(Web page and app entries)
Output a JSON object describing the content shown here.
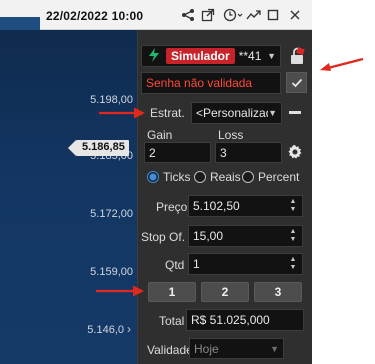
{
  "header": {
    "datetime": "22/02/2022 10:00",
    "icons": [
      "share-icon",
      "popout-icon",
      "clock-icon",
      "chart-line-icon",
      "maximize-icon",
      "close-icon"
    ]
  },
  "chart": {
    "prices": [
      "5.198,00",
      "5.185,00",
      "5.172,00",
      "5.159,00",
      "5.146,0"
    ],
    "current_price": "5.186,85"
  },
  "panel": {
    "mode": "Simulador",
    "account": "**41",
    "password_placeholder": "Senha não validada",
    "strategy_label": "Estrat.",
    "strategy_value": "<Personalizada",
    "gain_label": "Gain",
    "gain_value": "2",
    "loss_label": "Loss",
    "loss_value": "3",
    "units": [
      {
        "label": "Ticks",
        "selected": true
      },
      {
        "label": "Reais",
        "selected": false
      },
      {
        "label": "Percent",
        "selected": false
      }
    ],
    "price_label": "Preço",
    "price_value": "5.102,50",
    "stop_label": "Stop Of.",
    "stop_value": "15,00",
    "qty_label": "Qtd",
    "qty_value": "1",
    "quick_buttons": [
      "1",
      "2",
      "3"
    ],
    "total_label": "Total",
    "total_value": "R$ 51.025,000",
    "validity_label": "Validade",
    "validity_value": "Hoje"
  },
  "colors": {
    "accent_red": "#e0281e",
    "simulator_badge": "#c8232b",
    "radio_blue": "#3f8fe0",
    "panel_bg": "#2f2f2f",
    "chart_bg": "#133663"
  }
}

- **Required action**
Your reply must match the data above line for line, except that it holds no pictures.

- **Response to the exercise**
Output a JSON object describing the content shown here.
{
  "header": {
    "datetime": "22/02/2022 10:00",
    "icons": [
      "share-icon",
      "popout-icon",
      "clock-icon",
      "chart-line-icon",
      "maximize-icon",
      "close-icon"
    ]
  },
  "chart": {
    "prices": [
      "5.198,00",
      "5.185,00",
      "5.172,00",
      "5.159,00",
      "5.146,0"
    ],
    "current_price": "5.186,85"
  },
  "panel": {
    "mode": "Simulador",
    "account": "**41",
    "password_placeholder": "Senha não validada",
    "strategy_label": "Estrat.",
    "strategy_value": "<Personalizada",
    "gain_label": "Gain",
    "gain_value": "2",
    "loss_label": "Loss",
    "loss_value": "3",
    "units": [
      {
        "label": "Ticks",
        "selected": true
      },
      {
        "label": "Reais",
        "selected": false
      },
      {
        "label": "Percent",
        "selected": false
      }
    ],
    "price_label": "Preço",
    "price_value": "5.102,50",
    "stop_label": "Stop Of.",
    "stop_value": "15,00",
    "qty_label": "Qtd",
    "qty_value": "1",
    "quick_buttons": [
      "1",
      "2",
      "3"
    ],
    "total_label": "Total",
    "total_value": "R$ 51.025,000",
    "validity_label": "Validade",
    "validity_value": "Hoje"
  },
  "colors": {
    "accent_red": "#e0281e",
    "simulator_badge": "#c8232b",
    "radio_blue": "#3f8fe0",
    "panel_bg": "#2f2f2f",
    "chart_bg": "#133663"
  }
}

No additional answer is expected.